■ **What needs to be done**: Go through the data and tally the lines that hold the string "name". Reply with the total alone.

● ● ● ● ● ● ●

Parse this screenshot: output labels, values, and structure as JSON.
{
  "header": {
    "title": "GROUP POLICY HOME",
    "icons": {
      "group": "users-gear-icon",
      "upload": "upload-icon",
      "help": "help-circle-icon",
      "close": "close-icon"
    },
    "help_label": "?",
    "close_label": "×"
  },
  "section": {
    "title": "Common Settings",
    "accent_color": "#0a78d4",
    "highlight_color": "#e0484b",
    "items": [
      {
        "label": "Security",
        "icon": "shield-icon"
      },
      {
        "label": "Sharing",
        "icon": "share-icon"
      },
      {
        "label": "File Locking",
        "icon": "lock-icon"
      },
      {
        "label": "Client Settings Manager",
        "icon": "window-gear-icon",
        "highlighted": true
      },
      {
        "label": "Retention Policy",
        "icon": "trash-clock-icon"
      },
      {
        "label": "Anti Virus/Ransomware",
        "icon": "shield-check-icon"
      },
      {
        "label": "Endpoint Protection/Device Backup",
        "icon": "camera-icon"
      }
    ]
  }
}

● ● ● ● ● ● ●

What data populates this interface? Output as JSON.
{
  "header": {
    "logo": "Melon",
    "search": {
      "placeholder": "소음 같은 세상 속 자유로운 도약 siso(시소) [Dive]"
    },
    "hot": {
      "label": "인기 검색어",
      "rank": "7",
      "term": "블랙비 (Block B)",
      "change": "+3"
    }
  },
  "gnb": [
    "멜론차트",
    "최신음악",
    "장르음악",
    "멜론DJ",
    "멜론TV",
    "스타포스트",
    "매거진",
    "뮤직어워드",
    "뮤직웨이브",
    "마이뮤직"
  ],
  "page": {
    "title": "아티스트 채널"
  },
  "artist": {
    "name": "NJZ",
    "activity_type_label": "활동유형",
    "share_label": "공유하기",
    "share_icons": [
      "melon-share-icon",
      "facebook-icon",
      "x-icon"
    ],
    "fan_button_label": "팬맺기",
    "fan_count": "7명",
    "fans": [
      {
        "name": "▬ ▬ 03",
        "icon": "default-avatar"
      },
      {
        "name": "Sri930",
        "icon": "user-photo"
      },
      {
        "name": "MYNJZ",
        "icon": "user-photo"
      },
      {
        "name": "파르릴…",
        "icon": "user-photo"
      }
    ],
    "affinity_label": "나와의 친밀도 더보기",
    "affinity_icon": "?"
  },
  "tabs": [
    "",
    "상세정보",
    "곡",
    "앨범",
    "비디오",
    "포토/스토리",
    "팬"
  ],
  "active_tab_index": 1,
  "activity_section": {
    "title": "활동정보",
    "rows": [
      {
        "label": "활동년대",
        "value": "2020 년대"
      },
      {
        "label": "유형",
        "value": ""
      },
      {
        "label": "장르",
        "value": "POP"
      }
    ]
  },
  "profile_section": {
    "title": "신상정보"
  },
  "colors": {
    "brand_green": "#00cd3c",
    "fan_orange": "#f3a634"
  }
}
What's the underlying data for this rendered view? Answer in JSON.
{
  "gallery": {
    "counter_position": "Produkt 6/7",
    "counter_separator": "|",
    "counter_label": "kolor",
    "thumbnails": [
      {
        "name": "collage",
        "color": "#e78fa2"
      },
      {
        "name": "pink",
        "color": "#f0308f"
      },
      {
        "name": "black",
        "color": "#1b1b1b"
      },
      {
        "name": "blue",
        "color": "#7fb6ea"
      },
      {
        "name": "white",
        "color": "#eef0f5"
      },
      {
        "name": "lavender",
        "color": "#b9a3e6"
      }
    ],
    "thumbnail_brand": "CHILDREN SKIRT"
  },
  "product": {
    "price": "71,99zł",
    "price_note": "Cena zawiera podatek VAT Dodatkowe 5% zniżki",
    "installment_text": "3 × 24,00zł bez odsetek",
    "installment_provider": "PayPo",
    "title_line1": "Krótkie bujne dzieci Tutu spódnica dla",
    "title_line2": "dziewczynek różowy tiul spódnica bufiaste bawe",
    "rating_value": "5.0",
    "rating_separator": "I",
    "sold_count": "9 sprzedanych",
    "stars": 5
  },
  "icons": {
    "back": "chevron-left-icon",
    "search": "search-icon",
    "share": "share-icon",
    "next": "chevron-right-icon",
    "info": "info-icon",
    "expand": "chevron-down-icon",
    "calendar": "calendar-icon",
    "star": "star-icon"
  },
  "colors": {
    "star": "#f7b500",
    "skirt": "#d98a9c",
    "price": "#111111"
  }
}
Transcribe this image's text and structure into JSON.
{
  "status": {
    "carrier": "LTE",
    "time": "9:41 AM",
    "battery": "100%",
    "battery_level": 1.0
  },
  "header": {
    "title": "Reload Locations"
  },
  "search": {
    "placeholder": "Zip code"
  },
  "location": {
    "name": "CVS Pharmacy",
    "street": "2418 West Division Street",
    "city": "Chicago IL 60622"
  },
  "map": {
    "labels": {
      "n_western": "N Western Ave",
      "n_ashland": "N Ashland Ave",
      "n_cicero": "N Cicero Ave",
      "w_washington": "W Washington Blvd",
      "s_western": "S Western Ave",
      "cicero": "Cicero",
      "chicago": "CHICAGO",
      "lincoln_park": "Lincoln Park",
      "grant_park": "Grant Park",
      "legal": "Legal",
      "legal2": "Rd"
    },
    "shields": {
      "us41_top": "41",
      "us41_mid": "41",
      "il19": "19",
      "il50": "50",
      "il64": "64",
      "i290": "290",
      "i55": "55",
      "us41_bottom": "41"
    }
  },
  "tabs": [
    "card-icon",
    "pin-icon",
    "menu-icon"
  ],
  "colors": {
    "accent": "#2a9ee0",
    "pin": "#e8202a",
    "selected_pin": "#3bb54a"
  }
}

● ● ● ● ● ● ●

■ **Result for this exercise**: 12